BERLIN (AP) — The United Nations appealed on Monday for $4.2 billion to help people in Ukraine and displaced outside the country this year, saying that people on the front lines have “exhausted their meager resources” and many refugees also are vulnerable.
About three-quarters of the total, $3.1 billion, is meant to support some 8.5 million people inside Ukraine. The remaining $1.1 billion is sought for refugees and host communities outside Ukraine.
A recent wave of attacks “underscores the devastating civilian cost of the war” and a bitter winter is increasing the need for humanitarian aid, the U.N. Office for the Coordination of Humanitarian Affairs and the U.N. refugee agency said in a statement from Geneva.
“In front-line towns and villages, people have exhausted their meagre resources and rely on aid to survive,” it said.
Ukraine has been subjected to massive Russian barrages recently. More than 500 drones and missiles were fired between Dec. 29 and Jan. 2, according to officials in Kyiv.
Nearly two years after Russia launched its full-scale invasion of Ukraine, the U.N. says 14.6 million people in the country need humanitarian help, while around 6.3 million have fled Ukraine and remain refugees.
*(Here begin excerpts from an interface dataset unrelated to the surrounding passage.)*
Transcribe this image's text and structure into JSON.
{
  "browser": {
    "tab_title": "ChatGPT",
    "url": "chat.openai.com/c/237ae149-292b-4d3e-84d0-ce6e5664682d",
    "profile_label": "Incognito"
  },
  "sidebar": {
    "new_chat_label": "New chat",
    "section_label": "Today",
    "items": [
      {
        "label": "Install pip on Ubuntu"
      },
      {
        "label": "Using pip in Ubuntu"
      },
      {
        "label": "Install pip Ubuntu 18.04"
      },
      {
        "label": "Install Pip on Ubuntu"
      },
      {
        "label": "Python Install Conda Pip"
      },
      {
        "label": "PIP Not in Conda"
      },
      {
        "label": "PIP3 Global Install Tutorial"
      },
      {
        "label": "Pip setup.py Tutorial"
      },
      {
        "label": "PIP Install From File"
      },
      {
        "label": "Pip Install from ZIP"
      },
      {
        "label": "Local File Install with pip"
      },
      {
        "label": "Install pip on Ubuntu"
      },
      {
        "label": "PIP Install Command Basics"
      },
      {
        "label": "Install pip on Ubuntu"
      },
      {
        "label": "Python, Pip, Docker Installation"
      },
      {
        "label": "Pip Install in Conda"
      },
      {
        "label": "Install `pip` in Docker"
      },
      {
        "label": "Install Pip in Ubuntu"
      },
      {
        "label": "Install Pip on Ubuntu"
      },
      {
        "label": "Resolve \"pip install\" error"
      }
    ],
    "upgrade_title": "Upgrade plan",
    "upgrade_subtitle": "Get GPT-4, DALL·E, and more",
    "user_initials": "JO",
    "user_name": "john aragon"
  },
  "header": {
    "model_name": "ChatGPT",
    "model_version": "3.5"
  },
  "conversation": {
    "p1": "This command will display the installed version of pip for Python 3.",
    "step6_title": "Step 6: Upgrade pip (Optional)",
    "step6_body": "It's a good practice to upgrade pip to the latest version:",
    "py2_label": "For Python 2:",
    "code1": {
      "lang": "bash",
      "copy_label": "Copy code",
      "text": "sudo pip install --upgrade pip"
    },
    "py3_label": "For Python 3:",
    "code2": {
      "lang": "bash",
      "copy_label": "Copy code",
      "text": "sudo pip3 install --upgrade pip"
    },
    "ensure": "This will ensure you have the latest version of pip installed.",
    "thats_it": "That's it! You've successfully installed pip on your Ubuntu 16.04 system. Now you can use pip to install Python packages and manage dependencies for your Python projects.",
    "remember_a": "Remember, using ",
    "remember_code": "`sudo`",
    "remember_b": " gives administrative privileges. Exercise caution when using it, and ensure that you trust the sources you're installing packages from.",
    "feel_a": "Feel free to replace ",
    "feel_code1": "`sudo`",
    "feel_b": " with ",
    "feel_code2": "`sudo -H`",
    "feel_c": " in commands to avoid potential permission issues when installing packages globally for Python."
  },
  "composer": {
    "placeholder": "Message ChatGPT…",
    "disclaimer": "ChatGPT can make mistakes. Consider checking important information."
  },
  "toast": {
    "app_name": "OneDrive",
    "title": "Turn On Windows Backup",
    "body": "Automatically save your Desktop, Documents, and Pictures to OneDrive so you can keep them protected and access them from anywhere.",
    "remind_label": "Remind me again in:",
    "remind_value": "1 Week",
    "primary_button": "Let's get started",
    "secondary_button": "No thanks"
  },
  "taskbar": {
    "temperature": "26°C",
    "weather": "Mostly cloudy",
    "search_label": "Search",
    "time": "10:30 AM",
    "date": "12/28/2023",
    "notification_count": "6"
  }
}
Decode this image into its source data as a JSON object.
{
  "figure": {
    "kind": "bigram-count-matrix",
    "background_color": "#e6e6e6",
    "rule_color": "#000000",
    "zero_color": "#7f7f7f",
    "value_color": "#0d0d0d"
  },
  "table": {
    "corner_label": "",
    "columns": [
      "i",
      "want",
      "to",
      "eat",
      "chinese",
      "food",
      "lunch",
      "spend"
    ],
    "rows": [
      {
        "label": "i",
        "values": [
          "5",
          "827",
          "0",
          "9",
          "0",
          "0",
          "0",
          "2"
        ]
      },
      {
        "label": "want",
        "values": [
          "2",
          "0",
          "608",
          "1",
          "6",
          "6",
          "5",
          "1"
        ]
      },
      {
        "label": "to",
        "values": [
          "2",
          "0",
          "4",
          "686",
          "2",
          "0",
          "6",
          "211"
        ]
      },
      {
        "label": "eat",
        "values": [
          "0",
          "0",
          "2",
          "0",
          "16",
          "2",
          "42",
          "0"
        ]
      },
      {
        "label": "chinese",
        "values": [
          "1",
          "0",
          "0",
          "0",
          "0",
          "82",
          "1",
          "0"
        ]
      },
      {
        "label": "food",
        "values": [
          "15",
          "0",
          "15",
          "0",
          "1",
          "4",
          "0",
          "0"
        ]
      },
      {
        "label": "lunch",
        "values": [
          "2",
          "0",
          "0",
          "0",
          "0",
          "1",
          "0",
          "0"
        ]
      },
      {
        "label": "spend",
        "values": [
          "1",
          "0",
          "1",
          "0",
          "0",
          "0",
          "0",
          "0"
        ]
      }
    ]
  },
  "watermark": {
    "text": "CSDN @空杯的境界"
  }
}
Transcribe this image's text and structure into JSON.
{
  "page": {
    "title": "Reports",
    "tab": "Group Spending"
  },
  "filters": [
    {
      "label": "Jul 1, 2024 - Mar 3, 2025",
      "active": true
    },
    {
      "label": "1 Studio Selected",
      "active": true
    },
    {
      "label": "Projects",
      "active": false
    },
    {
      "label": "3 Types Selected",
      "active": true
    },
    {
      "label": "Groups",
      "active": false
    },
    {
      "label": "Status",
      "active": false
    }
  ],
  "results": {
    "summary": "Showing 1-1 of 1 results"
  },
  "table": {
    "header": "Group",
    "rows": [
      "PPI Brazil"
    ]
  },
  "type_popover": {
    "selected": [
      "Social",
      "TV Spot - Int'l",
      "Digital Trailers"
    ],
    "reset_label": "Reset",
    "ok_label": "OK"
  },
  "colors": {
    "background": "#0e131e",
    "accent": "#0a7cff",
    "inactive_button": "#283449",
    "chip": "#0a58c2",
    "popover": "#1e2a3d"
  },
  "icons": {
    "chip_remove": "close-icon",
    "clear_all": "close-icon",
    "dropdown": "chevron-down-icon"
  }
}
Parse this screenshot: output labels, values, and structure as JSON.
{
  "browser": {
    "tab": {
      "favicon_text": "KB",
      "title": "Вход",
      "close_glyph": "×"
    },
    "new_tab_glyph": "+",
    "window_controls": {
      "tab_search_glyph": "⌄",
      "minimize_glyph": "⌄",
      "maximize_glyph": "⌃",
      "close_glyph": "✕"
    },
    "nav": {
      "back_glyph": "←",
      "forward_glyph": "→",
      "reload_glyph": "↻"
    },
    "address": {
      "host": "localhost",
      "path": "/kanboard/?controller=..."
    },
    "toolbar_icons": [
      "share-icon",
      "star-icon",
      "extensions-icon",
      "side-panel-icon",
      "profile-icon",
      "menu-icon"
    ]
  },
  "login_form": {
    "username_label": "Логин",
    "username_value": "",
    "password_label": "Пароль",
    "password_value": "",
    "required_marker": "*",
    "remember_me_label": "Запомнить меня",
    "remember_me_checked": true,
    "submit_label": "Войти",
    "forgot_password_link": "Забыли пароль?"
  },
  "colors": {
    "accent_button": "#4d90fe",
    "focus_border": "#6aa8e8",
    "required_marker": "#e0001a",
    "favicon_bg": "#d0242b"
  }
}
“Hundreds of thousands of children live in communities on the front lines of the war, terrified, traumatized and deprived of their basic needs. That fact alone should compel us to do everything we can to bring more humanitarian assistance to Ukraine,” said Martin Griffiths, the U.N.’s humanitarian chief.
“Homes, schools and hospitals are repeatedly hit, as are water, gas and power systems,” he added. “The very fabric of society is under attack with devastating consequences.”
The U.N. said that Ukrainian refugees in neighboring countries “also need increased and sustained support.” It said that only half of school-age refugee children are enrolled in schools where they are now, only 40-60% are employed and “many remain vulnerable with no means to support themselves.”